"However, all other ethnic groups have average wages lower than for white British employees, with employees from the Bangladeshi ethnic group having the largest pay gap.
"However, once characteristics such as education and occupation are taken into account, the pay gap between white British and most other ethnic groups becomes narrower, though significant differences still remain."
The government has already introduced mandatory reporting on the gender pay gap - which stands at 9.6% in favor of men - and the ONS data also shows discrepancies in male and female earnings in the ethnic groups.
The Chinese and Indian groups, which both have the highest rate of hourly pay, were among those with the biggest gender gaps.
Chinese men on average earned 19.1% more than women and Indian men earned 23.2% more than women.
But women in the Bangladeshi ethnic group earn more than their male counterparts - with a 10.5% gap.
The ONS said, though, that the sample size for the Bangladeshi group was smaller and susceptible to inaccuracy compared with other ethnic groups.
The ONS says that where someone is born can have an influence on how much they are paid.
"By comparing those who were born in the UK and those who were not, it may give us an idea of what sort of effect having a UK education and the higher likelihood of speaking English as a first language may have on those from an ethnic minority background," the ONS said.

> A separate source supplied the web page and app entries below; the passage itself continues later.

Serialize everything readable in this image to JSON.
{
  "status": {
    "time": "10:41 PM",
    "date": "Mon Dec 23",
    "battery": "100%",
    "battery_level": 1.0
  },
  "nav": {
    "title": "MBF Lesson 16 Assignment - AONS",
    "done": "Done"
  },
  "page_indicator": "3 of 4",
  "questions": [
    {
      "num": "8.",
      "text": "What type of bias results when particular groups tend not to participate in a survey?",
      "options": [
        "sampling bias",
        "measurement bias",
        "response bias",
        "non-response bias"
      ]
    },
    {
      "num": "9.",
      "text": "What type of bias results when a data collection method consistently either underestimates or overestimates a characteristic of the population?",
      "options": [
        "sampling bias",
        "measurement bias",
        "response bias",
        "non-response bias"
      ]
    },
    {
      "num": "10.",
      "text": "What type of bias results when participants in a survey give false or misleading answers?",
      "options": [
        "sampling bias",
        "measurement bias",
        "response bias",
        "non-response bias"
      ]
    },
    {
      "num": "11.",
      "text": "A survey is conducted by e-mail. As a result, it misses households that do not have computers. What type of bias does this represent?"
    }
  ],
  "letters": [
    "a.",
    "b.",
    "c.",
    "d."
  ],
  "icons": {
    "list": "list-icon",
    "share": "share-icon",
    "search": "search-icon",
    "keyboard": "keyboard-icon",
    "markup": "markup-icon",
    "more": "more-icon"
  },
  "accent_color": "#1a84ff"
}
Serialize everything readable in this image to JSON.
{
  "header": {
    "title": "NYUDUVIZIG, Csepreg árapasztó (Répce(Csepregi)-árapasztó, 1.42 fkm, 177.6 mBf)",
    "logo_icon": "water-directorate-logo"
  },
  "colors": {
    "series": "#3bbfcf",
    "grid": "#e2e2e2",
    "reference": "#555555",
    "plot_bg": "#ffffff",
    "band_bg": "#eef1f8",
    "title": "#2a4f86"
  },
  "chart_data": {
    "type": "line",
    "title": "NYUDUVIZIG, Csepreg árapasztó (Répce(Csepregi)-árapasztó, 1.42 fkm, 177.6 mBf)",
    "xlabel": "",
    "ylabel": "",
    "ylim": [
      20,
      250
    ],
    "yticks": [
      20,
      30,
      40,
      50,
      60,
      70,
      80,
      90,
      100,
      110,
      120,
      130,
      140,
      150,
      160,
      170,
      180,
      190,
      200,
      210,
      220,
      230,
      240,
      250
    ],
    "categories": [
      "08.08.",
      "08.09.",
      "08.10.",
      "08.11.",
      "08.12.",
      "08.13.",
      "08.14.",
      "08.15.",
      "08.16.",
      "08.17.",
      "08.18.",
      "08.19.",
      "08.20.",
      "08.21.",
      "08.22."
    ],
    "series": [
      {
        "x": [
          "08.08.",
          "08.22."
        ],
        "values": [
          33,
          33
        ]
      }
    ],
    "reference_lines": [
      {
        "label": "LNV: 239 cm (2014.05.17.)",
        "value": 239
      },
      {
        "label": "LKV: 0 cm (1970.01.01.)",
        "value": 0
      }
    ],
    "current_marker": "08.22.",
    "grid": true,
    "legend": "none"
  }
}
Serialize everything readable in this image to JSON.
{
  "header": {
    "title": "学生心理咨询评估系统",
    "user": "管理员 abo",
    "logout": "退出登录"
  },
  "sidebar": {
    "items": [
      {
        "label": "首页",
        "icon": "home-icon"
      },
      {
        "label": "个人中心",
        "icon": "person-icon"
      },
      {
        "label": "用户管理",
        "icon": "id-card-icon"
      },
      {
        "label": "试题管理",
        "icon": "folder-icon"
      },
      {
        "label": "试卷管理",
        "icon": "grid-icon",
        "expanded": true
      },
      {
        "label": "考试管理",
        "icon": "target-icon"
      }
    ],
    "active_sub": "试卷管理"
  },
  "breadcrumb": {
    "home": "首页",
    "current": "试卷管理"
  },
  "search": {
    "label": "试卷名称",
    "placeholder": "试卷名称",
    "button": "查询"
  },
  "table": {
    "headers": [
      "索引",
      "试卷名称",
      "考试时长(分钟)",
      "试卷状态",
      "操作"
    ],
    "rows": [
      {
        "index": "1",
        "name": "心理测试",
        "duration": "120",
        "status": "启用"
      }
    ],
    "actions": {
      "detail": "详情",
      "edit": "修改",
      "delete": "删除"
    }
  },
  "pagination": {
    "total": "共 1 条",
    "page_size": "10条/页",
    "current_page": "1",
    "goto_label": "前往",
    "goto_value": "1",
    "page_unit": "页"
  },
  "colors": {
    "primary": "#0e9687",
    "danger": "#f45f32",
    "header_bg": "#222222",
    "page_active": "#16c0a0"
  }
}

When taking other factors into account, such as education, UK-born employees in the Indian and Chinese ethnic groups do not have pay gaps that are "statistically different" from the UK-born white British employees, the ONS found.